It’s Raining Parking Tickets in New York’s Midtown as Police Enforce New Traffic Rules


Parking in Manhattan is difficult enough for limousine, truck and delivery drivers. But they faced an additional challenge this week when New York City rolled out new regulations in the heart of Midtown.

Parking and loading is now prohibited on both sides of most blocks between Sixth Avenue and Madison Avenue from 45th Street to 50th Street during morning and evening rush hours, according to a new regulation, which began April 16.

The six-month pilot program, called Clear Curbs, is one of several programs launched by the city to combat congestion.

In the first three days of the program, officers issued 3,000 tickets and towed 36 vehicles in the area, according to the New York Police Department.

Among the biggest casualties of the blitz were companies whose drivers had to leave their vehicle to make deliveries.
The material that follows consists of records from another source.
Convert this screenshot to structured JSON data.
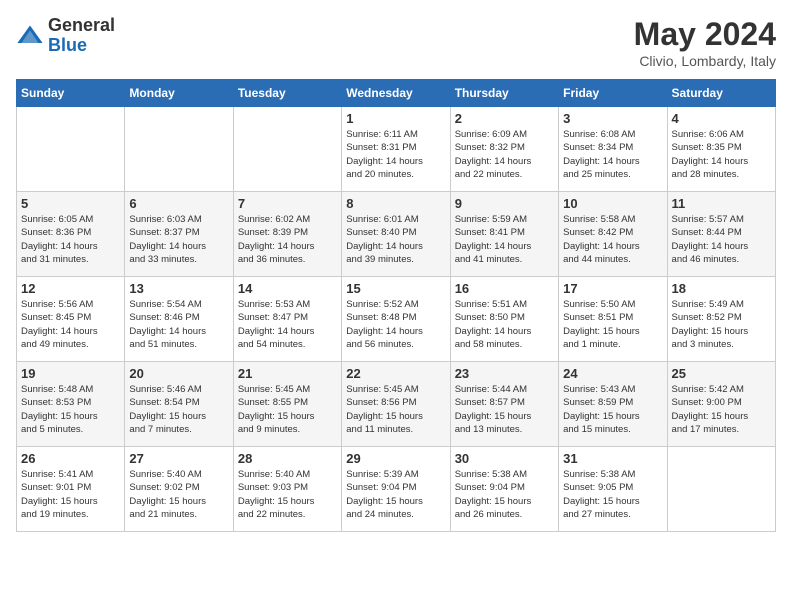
{
  "logo": {
    "general": "General",
    "blue": "Blue"
  },
  "title": "May 2024",
  "location": "Clivio, Lombardy, Italy",
  "days_of_week": [
    "Sunday",
    "Monday",
    "Tuesday",
    "Wednesday",
    "Thursday",
    "Friday",
    "Saturday"
  ],
  "weeks": [
    [
      {
        "day": "",
        "info": ""
      },
      {
        "day": "",
        "info": ""
      },
      {
        "day": "",
        "info": ""
      },
      {
        "day": "1",
        "info": "Sunrise: 6:11 AM\nSunset: 8:31 PM\nDaylight: 14 hours\nand 20 minutes."
      },
      {
        "day": "2",
        "info": "Sunrise: 6:09 AM\nSunset: 8:32 PM\nDaylight: 14 hours\nand 22 minutes."
      },
      {
        "day": "3",
        "info": "Sunrise: 6:08 AM\nSunset: 8:34 PM\nDaylight: 14 hours\nand 25 minutes."
      },
      {
        "day": "4",
        "info": "Sunrise: 6:06 AM\nSunset: 8:35 PM\nDaylight: 14 hours\nand 28 minutes."
      }
    ],
    [
      {
        "day": "5",
        "info": "Sunrise: 6:05 AM\nSunset: 8:36 PM\nDaylight: 14 hours\nand 31 minutes."
      },
      {
        "day": "6",
        "info": "Sunrise: 6:03 AM\nSunset: 8:37 PM\nDaylight: 14 hours\nand 33 minutes."
      },
      {
        "day": "7",
        "info": "Sunrise: 6:02 AM\nSunset: 8:39 PM\nDaylight: 14 hours\nand 36 minutes."
      },
      {
        "day": "8",
        "info": "Sunrise: 6:01 AM\nSunset: 8:40 PM\nDaylight: 14 hours\nand 39 minutes."
      },
      {
        "day": "9",
        "info": "Sunrise: 5:59 AM\nSunset: 8:41 PM\nDaylight: 14 hours\nand 41 minutes."
      },
      {
        "day": "10",
        "info": "Sunrise: 5:58 AM\nSunset: 8:42 PM\nDaylight: 14 hours\nand 44 minutes."
      },
      {
        "day": "11",
        "info": "Sunrise: 5:57 AM\nSunset: 8:44 PM\nDaylight: 14 hours\nand 46 minutes."
      }
    ],
    [
      {
        "day": "12",
        "info": "Sunrise: 5:56 AM\nSunset: 8:45 PM\nDaylight: 14 hours\nand 49 minutes."
      },
      {
        "day": "13",
        "info": "Sunrise: 5:54 AM\nSunset: 8:46 PM\nDaylight: 14 hours\nand 51 minutes."
      },
      {
        "day": "14",
        "info": "Sunrise: 5:53 AM\nSunset: 8:47 PM\nDaylight: 14 hours\nand 54 minutes."
      },
      {
        "day": "15",
        "info": "Sunrise: 5:52 AM\nSunset: 8:48 PM\nDaylight: 14 hours\nand 56 minutes."
      },
      {
        "day": "16",
        "info": "Sunrise: 5:51 AM\nSunset: 8:50 PM\nDaylight: 14 hours\nand 58 minutes."
      },
      {
        "day": "17",
        "info": "Sunrise: 5:50 AM\nSunset: 8:51 PM\nDaylight: 15 hours\nand 1 minute."
      },
      {
        "day": "18",
        "info": "Sunrise: 5:49 AM\nSunset: 8:52 PM\nDaylight: 15 hours\nand 3 minutes."
      }
    ],
    [
      {
        "day": "19",
        "info": "Sunrise: 5:48 AM\nSunset: 8:53 PM\nDaylight: 15 hours\nand 5 minutes."
      },
      {
        "day": "20",
        "info": "Sunrise: 5:46 AM\nSunset: 8:54 PM\nDaylight: 15 hours\nand 7 minutes."
      },
      {
        "day": "21",
        "info": "Sunrise: 5:45 AM\nSunset: 8:55 PM\nDaylight: 15 hours\nand 9 minutes."
      },
      {
        "day": "22",
        "info": "Sunrise: 5:45 AM\nSunset: 8:56 PM\nDaylight: 15 hours\nand 11 minutes."
      },
      {
        "day": "23",
        "info": "Sunrise: 5:44 AM\nSunset: 8:57 PM\nDaylight: 15 hours\nand 13 minutes."
      },
      {
        "day": "24",
        "info": "Sunrise: 5:43 AM\nSunset: 8:59 PM\nDaylight: 15 hours\nand 15 minutes."
      },
      {
        "day": "25",
        "info": "Sunrise: 5:42 AM\nSunset: 9:00 PM\nDaylight: 15 hours\nand 17 minutes."
      }
    ],
    [
      {
        "day": "26",
        "info": "Sunrise: 5:41 AM\nSunset: 9:01 PM\nDaylight: 15 hours\nand 19 minutes."
      },
      {
        "day": "27",
        "info": "Sunrise: 5:40 AM\nSunset: 9:02 PM\nDaylight: 15 hours\nand 21 minutes."
      },
      {
        "day": "28",
        "info": "Sunrise: 5:40 AM\nSunset: 9:03 PM\nDaylight: 15 hours\nand 22 minutes."
      },
      {
        "day": "29",
        "info": "Sunrise: 5:39 AM\nSunset: 9:04 PM\nDaylight: 15 hours\nand 24 minutes."
      },
      {
        "day": "30",
        "info": "Sunrise: 5:38 AM\nSunset: 9:04 PM\nDaylight: 15 hours\nand 26 minutes."
      },
      {
        "day": "31",
        "info": "Sunrise: 5:38 AM\nSunset: 9:05 PM\nDaylight: 15 hours\nand 27 minutes."
      },
      {
        "day": "",
        "info": ""
      }
    ]
  ]
}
Parcel carriers reported calling in extra staff to stay with trucks or having to park outside the enforcement zone and haul packages for several blocks along crowded sidewalks.
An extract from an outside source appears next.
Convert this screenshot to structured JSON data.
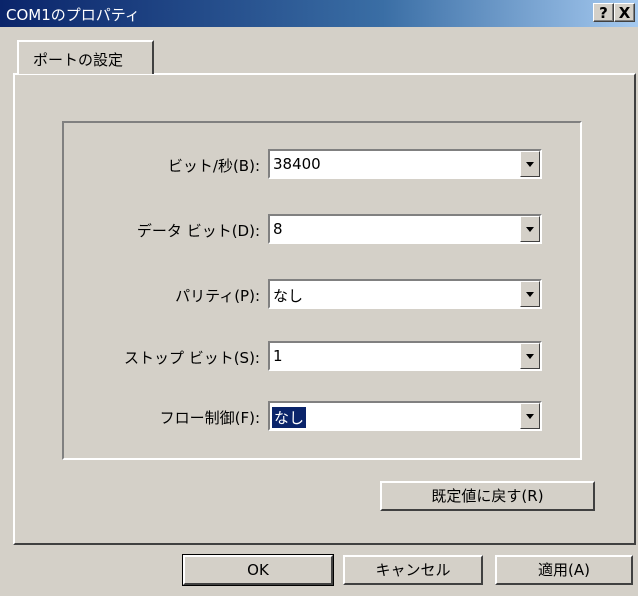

In principle, the regulations were meant to keep lanes clear. In practice, when officers moved a line of cars, they were replaced minutes later by new vehicles or by the same vehicles that simply circled the block.

Last fall, Mr. de Blasio unveiled a raft of traffic-easing measures to be rolled out this year. They include beefing up enforcement of block-the-box rules at dozens of busy intersections and the creation of continuous empty curbside lanes across key Midtown cross streets.
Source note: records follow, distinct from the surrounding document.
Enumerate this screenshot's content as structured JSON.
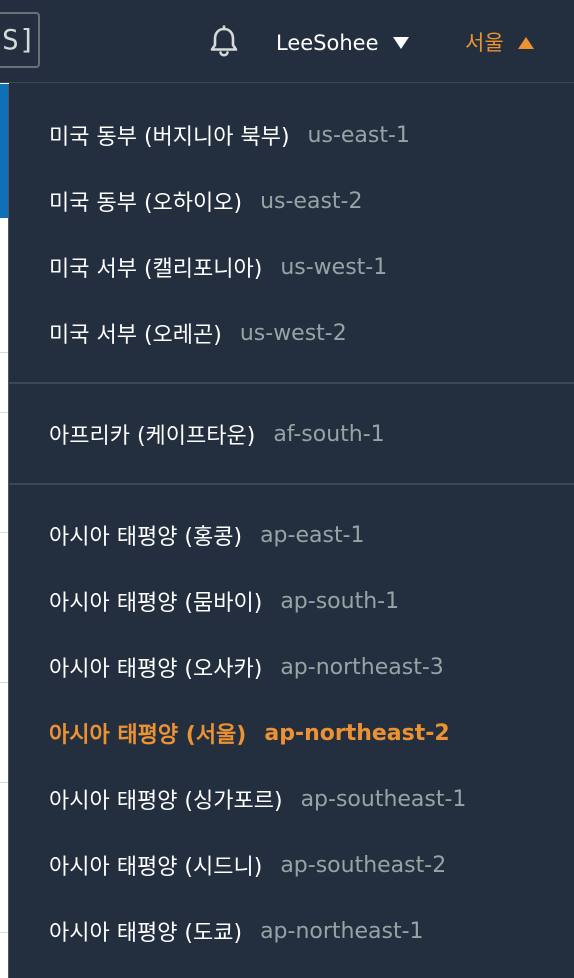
{
  "topbar": {
    "search_fragment": "S]",
    "bell_icon": "bell-icon",
    "username": "LeeSohee",
    "region_label": "서울"
  },
  "regions": {
    "groups": [
      [
        {
          "name": "미국 동부 (버지니아 북부)",
          "code": "us-east-1"
        },
        {
          "name": "미국 동부 (오하이오)",
          "code": "us-east-2"
        },
        {
          "name": "미국 서부 (캘리포니아)",
          "code": "us-west-1"
        },
        {
          "name": "미국 서부 (오레곤)",
          "code": "us-west-2"
        }
      ],
      [
        {
          "name": "아프리카 (케이프타운)",
          "code": "af-south-1"
        }
      ],
      [
        {
          "name": "아시아 태평양 (홍콩)",
          "code": "ap-east-1"
        },
        {
          "name": "아시아 태평양 (뭄바이)",
          "code": "ap-south-1"
        },
        {
          "name": "아시아 태평양 (오사카)",
          "code": "ap-northeast-3"
        },
        {
          "name": "아시아 태평양 (서울)",
          "code": "ap-northeast-2",
          "selected": true
        },
        {
          "name": "아시아 태평양 (싱가포르)",
          "code": "ap-southeast-1"
        },
        {
          "name": "아시아 태평양 (시드니)",
          "code": "ap-southeast-2"
        },
        {
          "name": "아시아 태평양 (도쿄)",
          "code": "ap-northeast-1"
        }
      ]
    ]
  },
  "colors": {
    "background": "#232f3e",
    "accent": "#ec9233",
    "text": "#ffffff",
    "muted": "#95a5a6"
  }
}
The new rush-hour parking regulations initiative was introduced during the second half of March in heavily congested sections of Flatbush Avenue in Brooklyn and Roosevelt Avenue in Queens.

So far, the police department says it has issued more than 2,500 summonses and towed more than 230 vehicles in those boroughs as a result of the initiative. Merchants and their suppliers say it is hurting business.

The dollar amount of the summonses: $115.

Read more at The Wall Street Journal.




Please enter your comment!
Please enter your name here